---- Data shown

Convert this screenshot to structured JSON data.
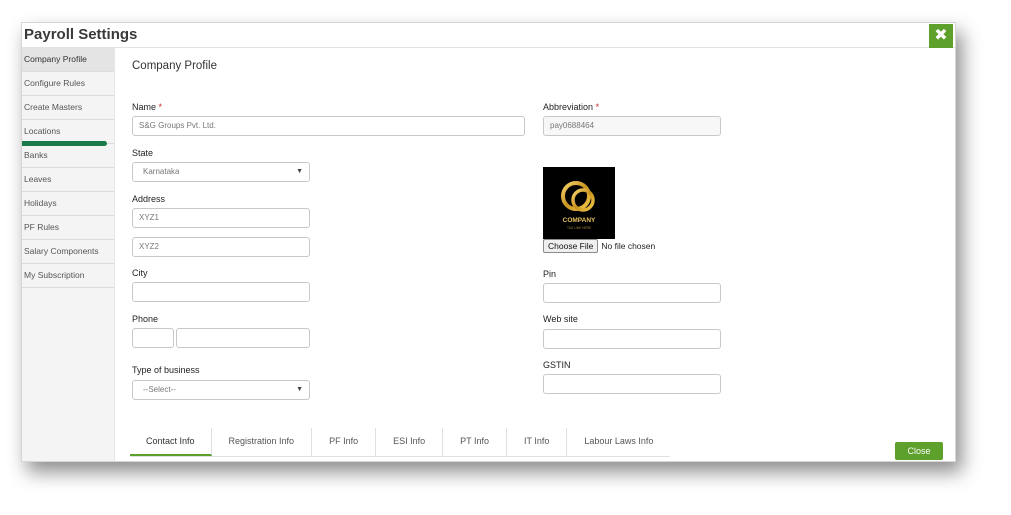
{
  "window": {
    "title": "Payroll Settings"
  },
  "sidebar": {
    "items": [
      {
        "label": "Company Profile"
      },
      {
        "label": "Configure Rules"
      },
      {
        "label": "Create Masters"
      },
      {
        "label": "Locations"
      },
      {
        "label": "Banks"
      },
      {
        "label": "Leaves"
      },
      {
        "label": "Holidays"
      },
      {
        "label": "PF Rules"
      },
      {
        "label": "Salary Components"
      },
      {
        "label": "My Subscription"
      }
    ]
  },
  "form": {
    "section_title": "Company Profile",
    "name": {
      "label": "Name",
      "required_mark": "*",
      "value": "S&G Groups Pvt. Ltd."
    },
    "abbreviation": {
      "label": "Abbreviation",
      "required_mark": "*",
      "value": "pay0688464"
    },
    "state": {
      "label": "State",
      "value": "Karnataka"
    },
    "address": {
      "label": "Address",
      "line1": "XYZ1",
      "line2": "XYZ2"
    },
    "city": {
      "label": "City",
      "value": ""
    },
    "pin": {
      "label": "Pin",
      "value": ""
    },
    "phone": {
      "label": "Phone",
      "code": "",
      "number": ""
    },
    "website": {
      "label": "Web site",
      "value": ""
    },
    "type_of_business": {
      "label": "Type of business",
      "value": "--Select--"
    },
    "gstin": {
      "label": "GSTIN",
      "value": ""
    },
    "logo": {
      "text": "COMPANY",
      "subtext": "TAG LINE HERE"
    },
    "file": {
      "button": "Choose File",
      "status": "No file chosen"
    }
  },
  "tabs": [
    {
      "label": "Contact Info"
    },
    {
      "label": "Registration Info"
    },
    {
      "label": "PF Info"
    },
    {
      "label": "ESI Info"
    },
    {
      "label": "PT Info"
    },
    {
      "label": "IT Info"
    },
    {
      "label": "Labour Laws Info"
    }
  ],
  "footer": {
    "close_label": "Close"
  },
  "icons": {
    "close": "close-icon",
    "dropdown": "chevron-down-icon"
  },
  "colors": {
    "accent": "#5da02c",
    "progress": "#1a7a4a"
  }
}
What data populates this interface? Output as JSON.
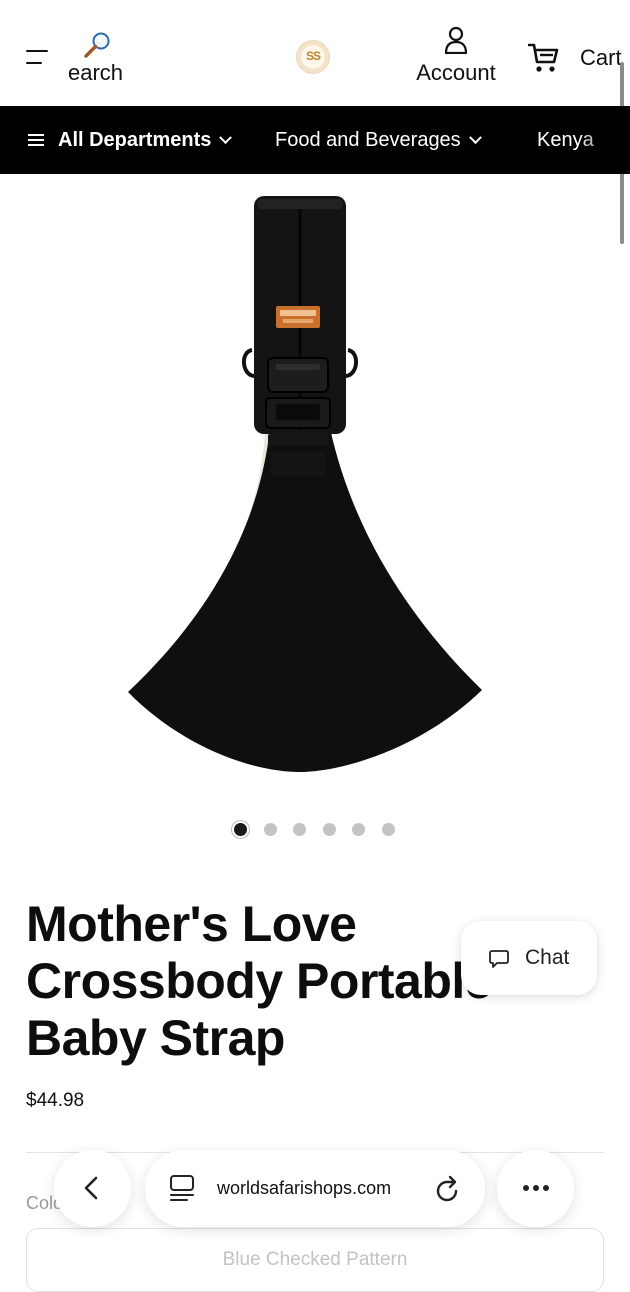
{
  "header": {
    "search_label": "earch",
    "account_label": "Account",
    "cart_label": "Cart",
    "logo_text": "SS"
  },
  "nav": {
    "items": [
      {
        "label": "All Departments"
      },
      {
        "label": "Food and Beverages"
      },
      {
        "label": "Kenya"
      }
    ]
  },
  "gallery": {
    "image_count": 6,
    "active_index": 0
  },
  "product": {
    "title_lines": [
      "Mother's Love",
      "Crossbody Portable",
      "Baby Strap"
    ],
    "price": "$44.98",
    "color_label": "Colo",
    "selected_variant": "Blue Checked Pattern"
  },
  "chat": {
    "label": "Chat"
  },
  "browser": {
    "url": "worldsafarishops.com"
  },
  "colors": {
    "nav_background": "#000000",
    "text": "#111111",
    "muted_text": "#c3c3c3",
    "product_black": "#0f0f0f",
    "badge_orange": "#c9702d"
  }
}
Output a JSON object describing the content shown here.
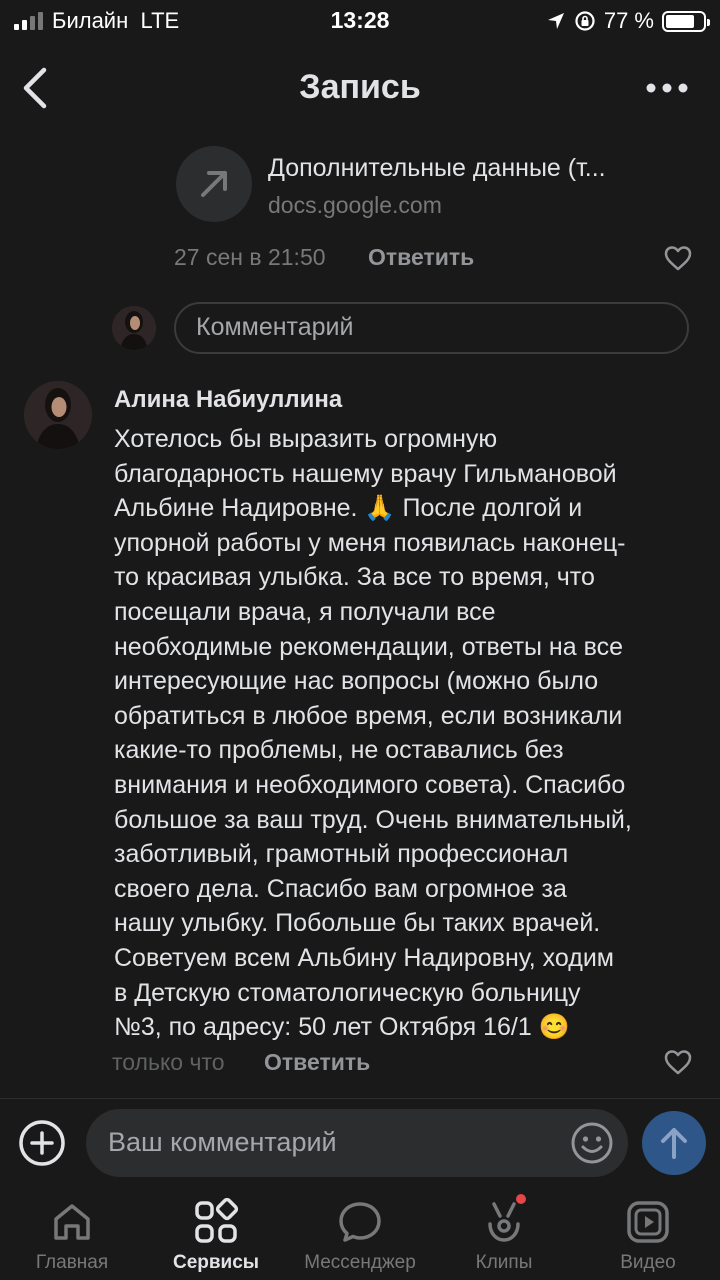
{
  "status_bar": {
    "carrier": "Билайн",
    "network": "LTE",
    "time": "13:28",
    "battery": "77 %",
    "battery_level": 0.77
  },
  "header": {
    "title": "Запись",
    "back_icon": "chevron-left-icon",
    "more_icon": "more-horizontal-icon"
  },
  "post": {
    "link": {
      "title": "Дополнительные данные (т...",
      "host": "docs.google.com",
      "icon": "external-link-arrow-icon"
    },
    "timestamp": "27 сен в 21:50",
    "reply_label": "Ответить",
    "comment_placeholder": "Комментарий"
  },
  "comment": {
    "author": "Алина Набиуллина",
    "lines": [
      "Хотелось бы выразить огромную",
      "благодарность нашему врачу Гильмановой",
      "Альбине Надировне. 🙏 После долгой и",
      "упорной работы у меня появилась наконец-",
      "то красивая улыбка. За все то время, что",
      "посещали врача, я получали все",
      "необходимые рекомендации, ответы на все",
      "интересующие нас вопросы (можно было",
      "обратиться в любое время, если возникали",
      "какие-то проблемы, не оставались без",
      "внимания и необходимого совета). Спасибо",
      "большое за ваш труд.  Очень внимательный,",
      "заботливый, грамотный профессионал",
      "своего дела. Спасибо вам огромное за",
      "нашу улыбку. Побольше бы таких врачей.",
      "Советуем всем Альбину Надировну, ходим",
      "в Детскую стоматологическую больницу",
      "№3, по адресу: 50 лет Октября 16/1 😊"
    ],
    "timestamp": "только что",
    "reply_label": "Ответить"
  },
  "compose": {
    "placeholder": "Ваш комментарий"
  },
  "tabs": [
    {
      "label": "Главная",
      "icon": "home-icon",
      "active": false
    },
    {
      "label": "Сервисы",
      "icon": "services-grid-icon",
      "active": true
    },
    {
      "label": "Мессенджер",
      "icon": "messenger-icon",
      "active": false
    },
    {
      "label": "Клипы",
      "icon": "clips-icon",
      "active": false,
      "badge": true
    },
    {
      "label": "Видео",
      "icon": "video-icon",
      "active": false
    }
  ],
  "colors": {
    "background": "#191919",
    "text": "#e1e3e6",
    "secondary": "#76787a",
    "send_button": "#2f5688",
    "badge": "#e64646"
  }
}
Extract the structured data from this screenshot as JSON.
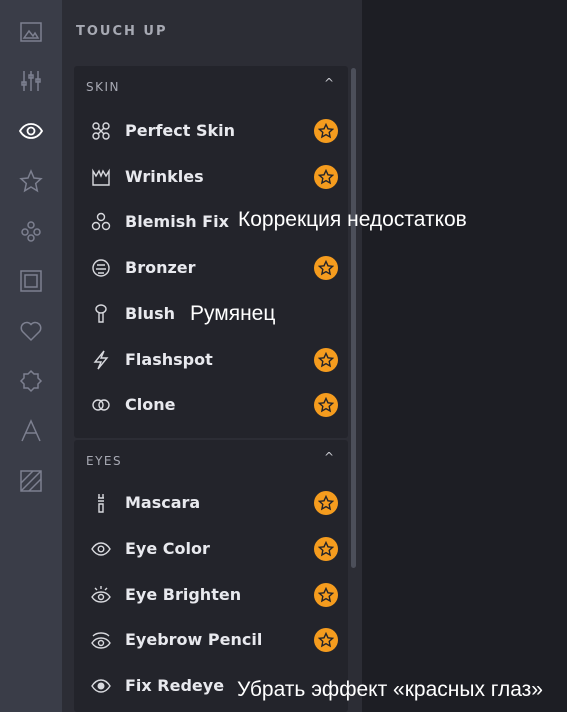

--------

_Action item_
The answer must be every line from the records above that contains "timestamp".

_Solution to this exercise_
    "timestamp": "27 сен в 21:50",
    "timestamp": "только что",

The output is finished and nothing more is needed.